__WHAT THE TASK ASKS__
Give the entries again exactly, every one of them.

(INPUT RECORDS)

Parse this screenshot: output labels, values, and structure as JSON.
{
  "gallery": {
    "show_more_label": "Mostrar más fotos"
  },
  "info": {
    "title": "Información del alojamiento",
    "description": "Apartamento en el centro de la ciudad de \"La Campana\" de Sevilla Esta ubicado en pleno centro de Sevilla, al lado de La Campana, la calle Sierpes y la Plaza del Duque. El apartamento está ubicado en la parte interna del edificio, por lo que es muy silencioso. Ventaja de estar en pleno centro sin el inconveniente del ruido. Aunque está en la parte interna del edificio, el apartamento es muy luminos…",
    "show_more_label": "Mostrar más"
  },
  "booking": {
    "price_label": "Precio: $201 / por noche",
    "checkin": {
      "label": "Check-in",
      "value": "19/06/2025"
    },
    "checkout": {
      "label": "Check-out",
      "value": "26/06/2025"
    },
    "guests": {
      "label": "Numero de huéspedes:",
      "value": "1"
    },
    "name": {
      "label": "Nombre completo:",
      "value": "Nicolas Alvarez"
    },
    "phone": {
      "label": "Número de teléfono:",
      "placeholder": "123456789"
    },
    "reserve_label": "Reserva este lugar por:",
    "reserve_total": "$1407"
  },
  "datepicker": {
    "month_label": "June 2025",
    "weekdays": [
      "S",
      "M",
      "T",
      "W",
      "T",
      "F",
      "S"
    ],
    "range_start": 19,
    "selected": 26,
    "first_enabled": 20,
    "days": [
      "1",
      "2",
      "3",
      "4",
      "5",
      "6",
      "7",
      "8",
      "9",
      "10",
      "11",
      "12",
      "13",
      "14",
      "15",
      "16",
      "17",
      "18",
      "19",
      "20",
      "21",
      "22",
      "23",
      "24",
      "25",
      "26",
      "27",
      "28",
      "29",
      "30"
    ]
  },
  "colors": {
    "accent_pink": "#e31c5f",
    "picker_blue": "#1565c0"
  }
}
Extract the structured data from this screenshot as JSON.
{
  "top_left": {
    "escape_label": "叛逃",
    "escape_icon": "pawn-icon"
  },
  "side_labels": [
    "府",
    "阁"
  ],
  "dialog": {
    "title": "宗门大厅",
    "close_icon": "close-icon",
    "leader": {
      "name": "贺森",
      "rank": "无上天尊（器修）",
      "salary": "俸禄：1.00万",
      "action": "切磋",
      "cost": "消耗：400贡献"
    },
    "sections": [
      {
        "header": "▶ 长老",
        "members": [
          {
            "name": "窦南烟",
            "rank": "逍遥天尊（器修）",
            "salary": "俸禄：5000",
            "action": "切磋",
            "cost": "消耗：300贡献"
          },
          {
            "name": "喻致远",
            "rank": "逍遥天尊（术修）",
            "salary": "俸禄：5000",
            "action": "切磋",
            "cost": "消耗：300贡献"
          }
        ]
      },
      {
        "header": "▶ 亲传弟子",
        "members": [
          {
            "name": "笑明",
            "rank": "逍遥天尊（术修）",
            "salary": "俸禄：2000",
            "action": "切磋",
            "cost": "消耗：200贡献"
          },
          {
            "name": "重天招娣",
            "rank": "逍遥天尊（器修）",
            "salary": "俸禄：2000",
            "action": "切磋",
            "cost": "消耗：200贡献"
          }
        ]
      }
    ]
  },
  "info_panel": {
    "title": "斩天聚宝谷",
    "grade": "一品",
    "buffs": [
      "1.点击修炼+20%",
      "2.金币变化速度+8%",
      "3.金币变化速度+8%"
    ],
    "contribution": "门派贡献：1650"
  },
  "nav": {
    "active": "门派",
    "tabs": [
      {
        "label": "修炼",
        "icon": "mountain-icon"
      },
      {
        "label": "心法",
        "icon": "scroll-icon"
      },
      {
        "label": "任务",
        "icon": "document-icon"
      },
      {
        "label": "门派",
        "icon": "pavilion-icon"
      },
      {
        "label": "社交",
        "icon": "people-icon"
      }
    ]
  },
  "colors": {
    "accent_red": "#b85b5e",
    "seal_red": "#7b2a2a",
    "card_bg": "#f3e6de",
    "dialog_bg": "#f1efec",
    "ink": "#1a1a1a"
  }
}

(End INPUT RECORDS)

__EXPECTED ANSWER__
Parse this screenshot: output labels, values, and structure as JSON.
{
  "gallery": {
    "show_more_label": "Mostrar más fotos"
  },
  "info": {
    "title": "Información del alojamiento",
    "description": "Apartamento en el centro de la ciudad de \"La Campana\" de Sevilla Esta ubicado en pleno centro de Sevilla, al lado de La Campana, la calle Sierpes y la Plaza del Duque. El apartamento está ubicado en la parte interna del edificio, por lo que es muy silencioso. Ventaja de estar en pleno centro sin el inconveniente del ruido. Aunque está en la parte interna del edificio, el apartamento es muy luminos…",
    "show_more_label": "Mostrar más"
  },
  "booking": {
    "price_label": "Precio: $201 / por noche",
    "checkin": {
      "label": "Check-in",
      "value": "19/06/2025"
    },
    "checkout": {
      "label": "Check-out",
      "value": "26/06/2025"
    },
    "guests": {
      "label": "Numero de huéspedes:",
      "value": "1"
    },
    "name": {
      "label": "Nombre completo:",
      "value": "Nicolas Alvarez"
    },
    "phone": {
      "label": "Número de teléfono:",
      "placeholder": "123456789"
    },
    "reserve_label": "Reserva este lugar por:",
    "reserve_total": "$1407"
  },
  "datepicker": {
    "month_label": "June 2025",
    "weekdays": [
      "S",
      "M",
      "T",
      "W",
      "T",
      "F",
      "S"
    ],
    "range_start": 19,
    "selected": 26,
    "first_enabled": 20,
    "days": [
      "1",
      "2",
      "3",
      "4",
      "5",
      "6",
      "7",
      "8",
      "9",
      "10",
      "11",
      "12",
      "13",
      "14",
      "15",
      "16",
      "17",
      "18",
      "19",
      "20",
      "21",
      "22",
      "23",
      "24",
      "25",
      "26",
      "27",
      "28",
      "29",
      "30"
    ]
  },
  "colors": {
    "accent_pink": "#e31c5f",
    "picker_blue": "#1565c0"
  }
}
Extract the structured data from this screenshot as JSON.
{
  "top_left": {
    "escape_label": "叛逃",
    "escape_icon": "pawn-icon"
  },
  "side_labels": [
    "府",
    "阁"
  ],
  "dialog": {
    "title": "宗门大厅",
    "close_icon": "close-icon",
    "leader": {
      "name": "贺森",
      "rank": "无上天尊（器修）",
      "salary": "俸禄：1.00万",
      "action": "切磋",
      "cost": "消耗：400贡献"
    },
    "sections": [
      {
        "header": "▶ 长老",
        "members": [
          {
            "name": "窦南烟",
            "rank": "逍遥天尊（器修）",
            "salary": "俸禄：5000",
            "action": "切磋",
            "cost": "消耗：300贡献"
          },
          {
            "name": "喻致远",
            "rank": "逍遥天尊（术修）",
            "salary": "俸禄：5000",
            "action": "切磋",
            "cost": "消耗：300贡献"
          }
        ]
      },
      {
        "header": "▶ 亲传弟子",
        "members": [
          {
            "name": "笑明",
            "rank": "逍遥天尊（术修）",
            "salary": "俸禄：2000",
            "action": "切磋",
            "cost": "消耗：200贡献"
          },
          {
            "name": "重天招娣",
            "rank": "逍遥天尊（器修）",
            "salary": "俸禄：2000",
            "action": "切磋",
            "cost": "消耗：200贡献"
          }
        ]
      }
    ]
  },
  "info_panel": {
    "title": "斩天聚宝谷",
    "grade": "一品",
    "buffs": [
      "1.点击修炼+20%",
      "2.金币变化速度+8%",
      "3.金币变化速度+8%"
    ],
    "contribution": "门派贡献：1650"
  },
  "nav": {
    "active": "门派",
    "tabs": [
      {
        "label": "修炼",
        "icon": "mountain-icon"
      },
      {
        "label": "心法",
        "icon": "scroll-icon"
      },
      {
        "label": "任务",
        "icon": "document-icon"
      },
      {
        "label": "门派",
        "icon": "pavilion-icon"
      },
      {
        "label": "社交",
        "icon": "people-icon"
      }
    ]
  },
  "colors": {
    "accent_red": "#b85b5e",
    "seal_red": "#7b2a2a",
    "card_bg": "#f3e6de",
    "dialog_bg": "#f1efec",
    "ink": "#1a1a1a"
  }
}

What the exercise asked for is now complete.